§ Your goal:
Using the listing below, report each line holding the string "What".

§ The data:

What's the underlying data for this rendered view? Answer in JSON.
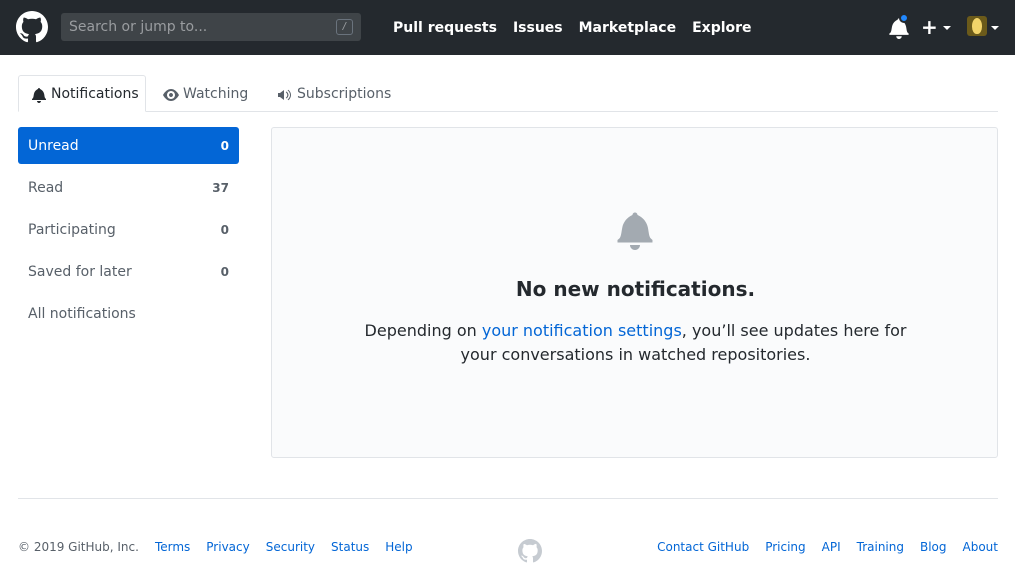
{
  "header": {
    "search_placeholder": "Search or jump to...",
    "search_shortcut": "/",
    "nav": [
      "Pull requests",
      "Issues",
      "Marketplace",
      "Explore"
    ],
    "plus_label": "+"
  },
  "tabs": [
    {
      "label": "Notifications",
      "icon": "bell-icon",
      "selected": true
    },
    {
      "label": "Watching",
      "icon": "eye-icon",
      "selected": false
    },
    {
      "label": "Subscriptions",
      "icon": "broadcast-icon",
      "selected": false
    }
  ],
  "sidebar": {
    "items": [
      {
        "label": "Unread",
        "count": "0",
        "active": true
      },
      {
        "label": "Read",
        "count": "37",
        "active": false
      },
      {
        "label": "Participating",
        "count": "0",
        "active": false
      },
      {
        "label": "Saved for later",
        "count": "0",
        "active": false
      },
      {
        "label": "All notifications",
        "count": "",
        "active": false
      }
    ]
  },
  "blankslate": {
    "title": "No new notifications.",
    "desc_before": "Depending on ",
    "desc_link": "your notification settings",
    "desc_after": ", you’ll see updates here for your conversations in watched repositories."
  },
  "footer": {
    "copyright": "© 2019 GitHub, Inc.",
    "left_links": [
      "Terms",
      "Privacy",
      "Security",
      "Status",
      "Help"
    ],
    "right_links": [
      "Contact GitHub",
      "Pricing",
      "API",
      "Training",
      "Blog",
      "About"
    ]
  },
  "colors": {
    "header_bg": "#24292e",
    "accent": "#0366d6",
    "unread_dot": "#2188ff",
    "muted_text": "#586069",
    "blankslate_bg": "#fafbfc"
  }
}
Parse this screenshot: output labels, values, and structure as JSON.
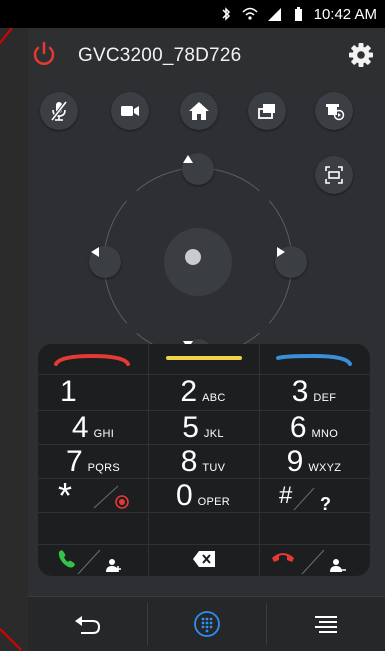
{
  "status_bar": {
    "time": "10:42 AM",
    "icons": [
      "bluetooth-icon",
      "wifi-icon",
      "cell-signal-icon",
      "battery-icon"
    ]
  },
  "header": {
    "device_name": "GVC3200_78D726",
    "power_icon": "power-icon",
    "settings_icon": "gear-icon"
  },
  "toolbar": {
    "buttons": [
      {
        "name": "mute-mic-button",
        "icon": "microphone-muted-icon"
      },
      {
        "name": "camera-button",
        "icon": "video-camera-icon"
      },
      {
        "name": "home-button",
        "icon": "home-icon"
      },
      {
        "name": "presentation-button",
        "icon": "screen-share-icon"
      },
      {
        "name": "camera-preset-button",
        "icon": "camera-preset-icon"
      }
    ],
    "fullscreen_icon": "fullscreen-icon"
  },
  "dpad": {
    "icons": [
      "arrow-up-icon",
      "arrow-left-icon",
      "center-ok-icon",
      "arrow-right-icon",
      "arrow-down-icon"
    ]
  },
  "colors": {
    "accent_red": "#e53935",
    "accent_yellow": "#f0d34a",
    "accent_blue": "#3a8fd8",
    "highlight_blue": "#2f8ff0",
    "panel_bg": "#2d2f32",
    "dialpad_bg": "#1d1e20"
  },
  "dialpad": {
    "keys": [
      {
        "digit": "1",
        "letters": ""
      },
      {
        "digit": "2",
        "letters": "ABC"
      },
      {
        "digit": "3",
        "letters": "DEF"
      },
      {
        "digit": "4",
        "letters": "GHI"
      },
      {
        "digit": "5",
        "letters": "JKL"
      },
      {
        "digit": "6",
        "letters": "MNO"
      },
      {
        "digit": "7",
        "letters": "PQRS"
      },
      {
        "digit": "8",
        "letters": "TUV"
      },
      {
        "digit": "9",
        "letters": "WXYZ"
      },
      {
        "digit": "*",
        "letters": ""
      },
      {
        "digit": "0",
        "letters": "OPER"
      },
      {
        "digit": "#",
        "letters": ""
      }
    ],
    "hash_secondary": "?"
  },
  "bottom_nav": {
    "items": [
      "back-icon",
      "dialpad-icon",
      "menu-icon"
    ],
    "active": "dialpad-icon"
  }
}
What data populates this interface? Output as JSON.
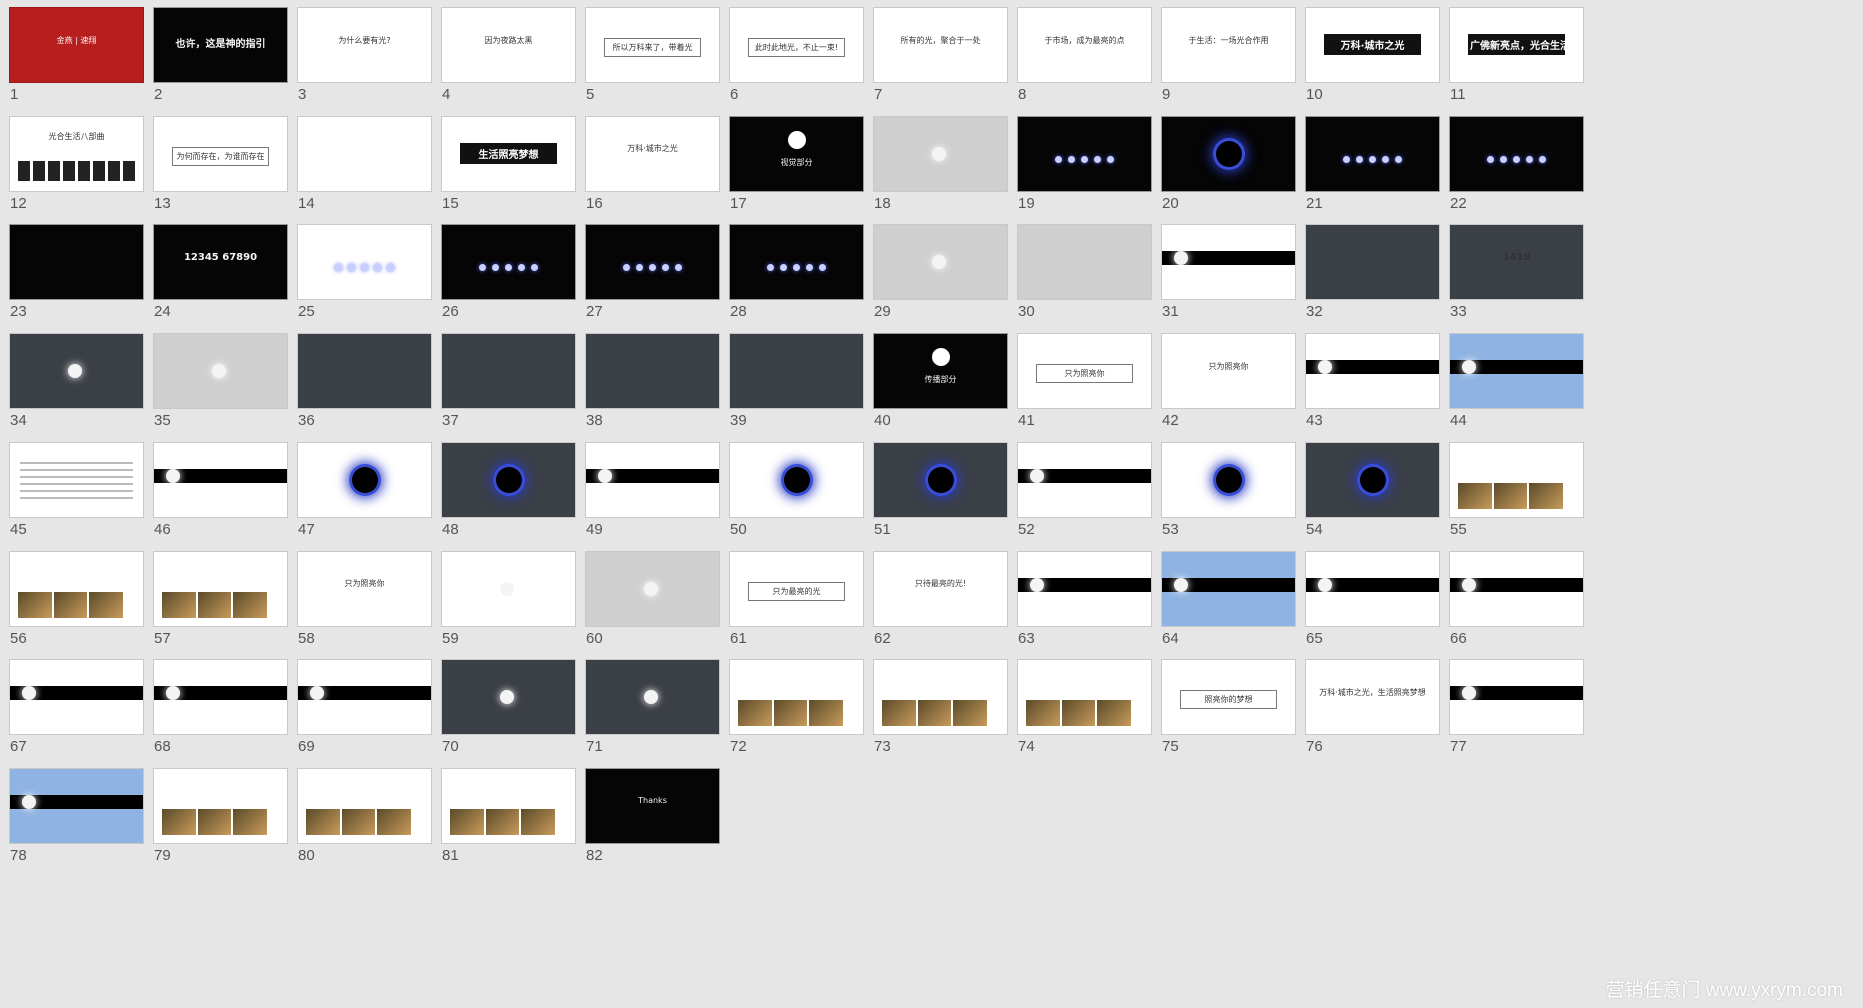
{
  "watermark": "营销任意门 www.yxrym.com",
  "slides": [
    {
      "n": "1",
      "style": "red",
      "title": "金燕 | 速翔",
      "kind": "title"
    },
    {
      "n": "2",
      "style": "dark",
      "title": "也许，这是神的指引",
      "kind": "big"
    },
    {
      "n": "3",
      "style": "white",
      "title": "为什么要有光?",
      "kind": "title"
    },
    {
      "n": "4",
      "style": "white",
      "title": "因为夜路太黑",
      "kind": "title"
    },
    {
      "n": "5",
      "style": "white",
      "title": "所以万科来了，带着光",
      "kind": "boxed"
    },
    {
      "n": "6",
      "style": "white",
      "title": "此时此地光，不止一束!",
      "kind": "boxed"
    },
    {
      "n": "7",
      "style": "white",
      "title": "所有的光，聚合于一处",
      "kind": "title"
    },
    {
      "n": "8",
      "style": "white",
      "title": "于市场，成为最亮的点",
      "kind": "title"
    },
    {
      "n": "9",
      "style": "white",
      "title": "于生活：一场光合作用",
      "kind": "title"
    },
    {
      "n": "10",
      "style": "white",
      "title": "万科·城市之光",
      "kind": "bar"
    },
    {
      "n": "11",
      "style": "white",
      "title": "广佛新亮点，光合生活区",
      "kind": "bar"
    },
    {
      "n": "12",
      "style": "white",
      "title": "光合生活八部曲",
      "kind": "blocks"
    },
    {
      "n": "13",
      "style": "white",
      "title": "为何而存在，为谁而存在",
      "kind": "boxed"
    },
    {
      "n": "14",
      "style": "white",
      "title": "",
      "kind": "title"
    },
    {
      "n": "15",
      "style": "white",
      "title": "生活照亮梦想",
      "kind": "bar"
    },
    {
      "n": "16",
      "style": "white",
      "title": "万科·城市之光",
      "kind": "title"
    },
    {
      "n": "17",
      "style": "dark",
      "title": "视觉部分",
      "kind": "badge"
    },
    {
      "n": "18",
      "style": "grey",
      "title": "",
      "kind": "moon"
    },
    {
      "n": "19",
      "style": "dark",
      "title": "",
      "kind": "orbs"
    },
    {
      "n": "20",
      "style": "dark",
      "title": "",
      "kind": "ring"
    },
    {
      "n": "21",
      "style": "dark",
      "title": "",
      "kind": "orbs"
    },
    {
      "n": "22",
      "style": "dark",
      "title": "",
      "kind": "orbs"
    },
    {
      "n": "23",
      "style": "dark",
      "title": "",
      "kind": "title"
    },
    {
      "n": "24",
      "style": "dark",
      "title": "12345 67890",
      "kind": "big"
    },
    {
      "n": "25",
      "style": "white",
      "title": "",
      "kind": "orbs"
    },
    {
      "n": "26",
      "style": "dark",
      "title": "",
      "kind": "orbs"
    },
    {
      "n": "27",
      "style": "dark",
      "title": "",
      "kind": "orbs"
    },
    {
      "n": "28",
      "style": "dark",
      "title": "",
      "kind": "orbs"
    },
    {
      "n": "29",
      "style": "grey",
      "title": "",
      "kind": "moon"
    },
    {
      "n": "30",
      "style": "grey",
      "title": "",
      "kind": "title"
    },
    {
      "n": "31",
      "style": "white",
      "title": "",
      "kind": "band"
    },
    {
      "n": "32",
      "style": "photo",
      "title": "",
      "kind": "title"
    },
    {
      "n": "33",
      "style": "photo",
      "title": "1419",
      "kind": "big"
    },
    {
      "n": "34",
      "style": "photo",
      "title": "",
      "kind": "moon"
    },
    {
      "n": "35",
      "style": "grey",
      "title": "",
      "kind": "moon"
    },
    {
      "n": "36",
      "style": "photo",
      "title": "",
      "kind": "title"
    },
    {
      "n": "37",
      "style": "photo",
      "title": "",
      "kind": "title"
    },
    {
      "n": "38",
      "style": "photo",
      "title": "",
      "kind": "title"
    },
    {
      "n": "39",
      "style": "photo",
      "title": "",
      "kind": "title"
    },
    {
      "n": "40",
      "style": "dark",
      "title": "传播部分",
      "kind": "badge"
    },
    {
      "n": "41",
      "style": "white",
      "title": "只为照亮你",
      "kind": "boxed"
    },
    {
      "n": "42",
      "style": "white",
      "title": "只为照亮你",
      "kind": "title"
    },
    {
      "n": "43",
      "style": "white",
      "title": "",
      "kind": "band"
    },
    {
      "n": "44",
      "style": "sky",
      "title": "",
      "kind": "band"
    },
    {
      "n": "45",
      "style": "white",
      "title": "",
      "kind": "lines"
    },
    {
      "n": "46",
      "style": "white",
      "title": "",
      "kind": "band"
    },
    {
      "n": "47",
      "style": "white",
      "title": "",
      "kind": "ring"
    },
    {
      "n": "48",
      "style": "photo",
      "title": "",
      "kind": "ring"
    },
    {
      "n": "49",
      "style": "white",
      "title": "",
      "kind": "band"
    },
    {
      "n": "50",
      "style": "white",
      "title": "",
      "kind": "ring"
    },
    {
      "n": "51",
      "style": "photo",
      "title": "",
      "kind": "ring"
    },
    {
      "n": "52",
      "style": "white",
      "title": "",
      "kind": "band"
    },
    {
      "n": "53",
      "style": "white",
      "title": "",
      "kind": "ring"
    },
    {
      "n": "54",
      "style": "photo",
      "title": "",
      "kind": "ring"
    },
    {
      "n": "55",
      "style": "white",
      "title": "",
      "kind": "pics"
    },
    {
      "n": "56",
      "style": "white",
      "title": "",
      "kind": "pics"
    },
    {
      "n": "57",
      "style": "white",
      "title": "",
      "kind": "pics"
    },
    {
      "n": "58",
      "style": "white",
      "title": "只为照亮你",
      "kind": "title"
    },
    {
      "n": "59",
      "style": "white",
      "title": "",
      "kind": "moon"
    },
    {
      "n": "60",
      "style": "grey",
      "title": "",
      "kind": "moon"
    },
    {
      "n": "61",
      "style": "white",
      "title": "只为最亮的光",
      "kind": "boxed"
    },
    {
      "n": "62",
      "style": "white",
      "title": "只待最亮的光!",
      "kind": "title"
    },
    {
      "n": "63",
      "style": "white",
      "title": "",
      "kind": "band"
    },
    {
      "n": "64",
      "style": "sky",
      "title": "",
      "kind": "band"
    },
    {
      "n": "65",
      "style": "white",
      "title": "",
      "kind": "band"
    },
    {
      "n": "66",
      "style": "white",
      "title": "",
      "kind": "band"
    },
    {
      "n": "67",
      "style": "white",
      "title": "",
      "kind": "band"
    },
    {
      "n": "68",
      "style": "white",
      "title": "",
      "kind": "band"
    },
    {
      "n": "69",
      "style": "white",
      "title": "",
      "kind": "band"
    },
    {
      "n": "70",
      "style": "photo",
      "title": "",
      "kind": "moon"
    },
    {
      "n": "71",
      "style": "photo",
      "title": "",
      "kind": "moon"
    },
    {
      "n": "72",
      "style": "white",
      "title": "",
      "kind": "pics"
    },
    {
      "n": "73",
      "style": "white",
      "title": "",
      "kind": "pics"
    },
    {
      "n": "74",
      "style": "white",
      "title": "",
      "kind": "pics"
    },
    {
      "n": "75",
      "style": "white",
      "title": "照亮你的梦想",
      "kind": "boxed"
    },
    {
      "n": "76",
      "style": "white",
      "title": "万科·城市之光，生活照亮梦想",
      "kind": "title"
    },
    {
      "n": "77",
      "style": "white",
      "title": "",
      "kind": "band"
    },
    {
      "n": "78",
      "style": "sky",
      "title": "",
      "kind": "band"
    },
    {
      "n": "79",
      "style": "white",
      "title": "",
      "kind": "pics"
    },
    {
      "n": "80",
      "style": "white",
      "title": "",
      "kind": "pics"
    },
    {
      "n": "81",
      "style": "white",
      "title": "",
      "kind": "pics"
    },
    {
      "n": "82",
      "style": "dark",
      "title": "Thanks",
      "kind": "title"
    }
  ]
}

§ The answer:
What's the underlying data for this rendered view? Answer in JSON.
What data populates this interface? Output as JSON.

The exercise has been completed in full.